My closest partner is the Commonland Foundation, a leader worldwide in strategically making this change. Commonland’s chief has defined four (4) returns from restoration. These are: Inspiration, Social Capital, Natural Capital, and finally be-cause of the other three, a Return on Financial Investment. This is a sophisticated way of engaging the current economic capacity to focus on restoration. This is renal growth so it is aligned with a sustainable future. This is leading thought on how the society can peacefully reach the goal of restoring the Earth.
Riccardo Tucci & Rhamis Kent: You have traveled all over the world in doing this work. In which areas of the planet do you think there has been demonstrated the greatest sensitivity towards the issues that you are highlighting with such great passion?
John D. Liu: We live on the Earth and all people everywhere are the same. We need to end the discussion about which nationality are we, which place is better than another and realize that we are all human beings related to each other. Science already tells us this as we can see with genetics that all human beings have a common ancestor. Equality and recognizing the inherent rights of all people and all living things seems to be the way forward to a sustainable and peaceful future in which there is joy and abundance.

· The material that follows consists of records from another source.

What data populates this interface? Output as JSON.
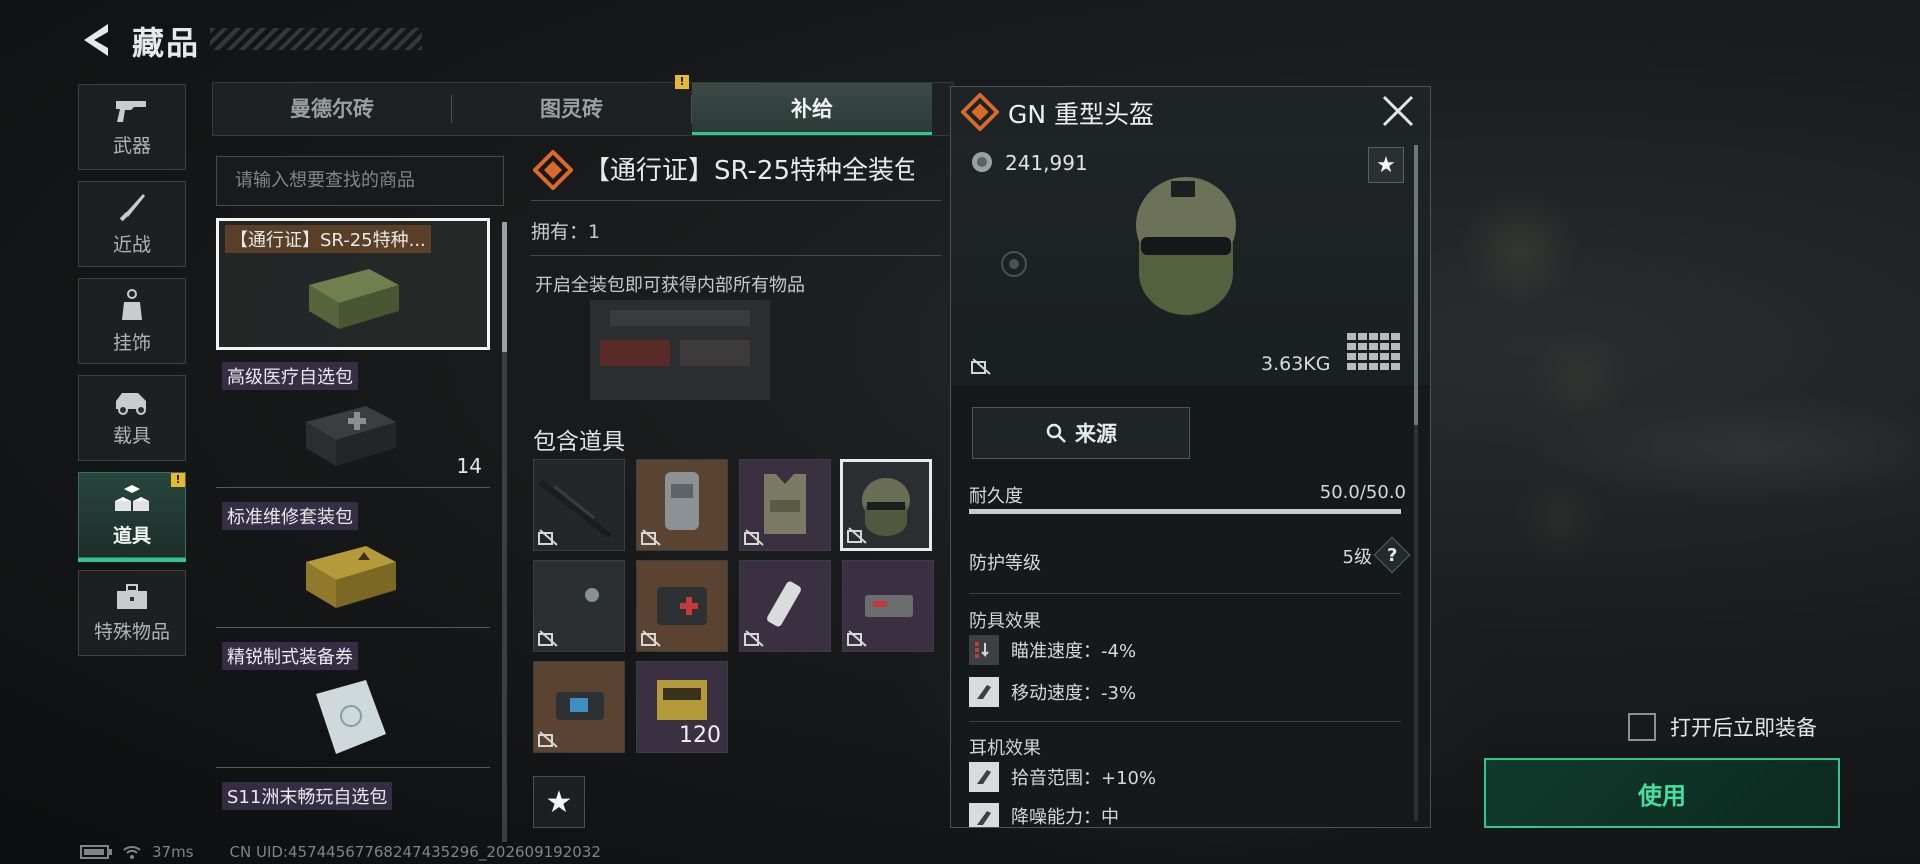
{
  "header": {
    "title": "藏品"
  },
  "sidebar": {
    "items": [
      {
        "label": "武器",
        "icon": "gun-icon"
      },
      {
        "label": "近战",
        "icon": "knife-icon"
      },
      {
        "label": "挂饰",
        "icon": "charm-icon"
      },
      {
        "label": "载具",
        "icon": "vehicle-icon"
      },
      {
        "label": "道具",
        "icon": "props-icon",
        "active": true,
        "alert": "!"
      },
      {
        "label": "特殊物品",
        "icon": "briefcase-icon"
      }
    ]
  },
  "tabs": [
    {
      "label": "曼德尔砖"
    },
    {
      "label": "图灵砖",
      "alert": "!"
    },
    {
      "label": "补给",
      "active": true
    }
  ],
  "search": {
    "placeholder": "请输入想要查找的商品"
  },
  "items": [
    {
      "name": "【通行证】SR-25特种...",
      "selected": true
    },
    {
      "name": "高级医疗自选包",
      "count": "14"
    },
    {
      "name": "标准维修套装包"
    },
    {
      "name": "精锐制式装备券"
    },
    {
      "name": "S11洲末畅玩自选包"
    }
  ],
  "detail": {
    "title": "【通行证】SR-25特种全装包",
    "owned": "拥有：1",
    "description": "开启全装包即可获得内部所有物品",
    "contains_label": "包含道具",
    "slots": [
      {
        "name": "rifle"
      },
      {
        "name": "backpack"
      },
      {
        "name": "vest"
      },
      {
        "name": "helmet",
        "selected": true
      },
      {
        "name": "headset"
      },
      {
        "name": "medkit"
      },
      {
        "name": "injector"
      },
      {
        "name": "repair-kit"
      },
      {
        "name": "armor-pack"
      },
      {
        "name": "ammo-box",
        "qty": "120"
      }
    ]
  },
  "popup": {
    "title": "GN 重型头盔",
    "price": "241,991",
    "weight": "3.63KG",
    "source_label": "来源",
    "durability_label": "耐久度",
    "durability_value": "50.0/50.0",
    "durability_fraction": 1.0,
    "protection_label": "防护等级",
    "protection_value": "5级",
    "help": "?",
    "armor_section": "防具效果",
    "armor_effects": [
      "瞄准速度：-4%",
      "移动速度：-3%"
    ],
    "headset_section": "耳机效果",
    "headset_effects": [
      "拾音范围：+10%",
      "降噪能力：中"
    ]
  },
  "equip_toggle": {
    "label": "打开后立即装备",
    "checked": false
  },
  "use_button": {
    "label": "使用"
  },
  "status": {
    "ping": "37ms",
    "uid": "CN UID:457445677682474352​96_202609192032"
  },
  "colors": {
    "accent": "#2fc88c",
    "warning": "#e8b92a",
    "brand": "#d96a2b"
  }
}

Riccardo Tucci & Rhamis Kent: In your opinion, how could we generate more interest among people, including private and public institutions, to realize the potential of ecological restoration?
John D. Liu: We are living in and witnessing the end of an era. The energy waste, the mass production for the sake of profit not because it is actually needed, the planned obsolescence that makes an engineer or designer build something that will fall apart so that the consumer must buy another, the vast disparity between the rich and the poor has led to altering the planet’s life support systems. The climate is changing. Temperatures are rising. The oceans are rising and are at risk of acidification. The Earth’s wondrous biodiversity is disappearing not naturally but ripped from the ground by greedy individuals and corporations. If this continues to its logical conclusion, then civilization as we know it will end because we are billions and billions of people. To survive we must find another purpose, another intention.
The future will be different. Human life will change because it must. This is an inevitable process. Thinking, contemplating, meditating and sharing with one an-other is the way to move forward. Protecting water, soil, vegetation, and animals are the way forward. Working with degraded lands to bring the water back, to take dry dust and grow fertile soils, to restore vegetation and biodiversity, to eat healthy delicious food that is not contaminated is very satisfying. People who work with each other to do this begin to experience great joy. They eat great food. They are healthy. They begin to understand what it means to live and to love unconditionally. This is the future for the humanity and the Earth if it is to survive. This seems to me the way to engage people in restoration.
Short Presentation of John D. Liu:
John Dennis Liu (born 1953 in Nashville, Tennessee) is a Chinese American film-maker and ecologist. He is also a researcher at several institutions. In January 2015 John was named Visiting Fellow at Netherlands Institute of Ecology (NIOO) of the Royal Netherlands Academy of Arts and Sciences. John is also Ecosystem Ambassador for the Commonland Foundation based in Amsterdam, Netherlands.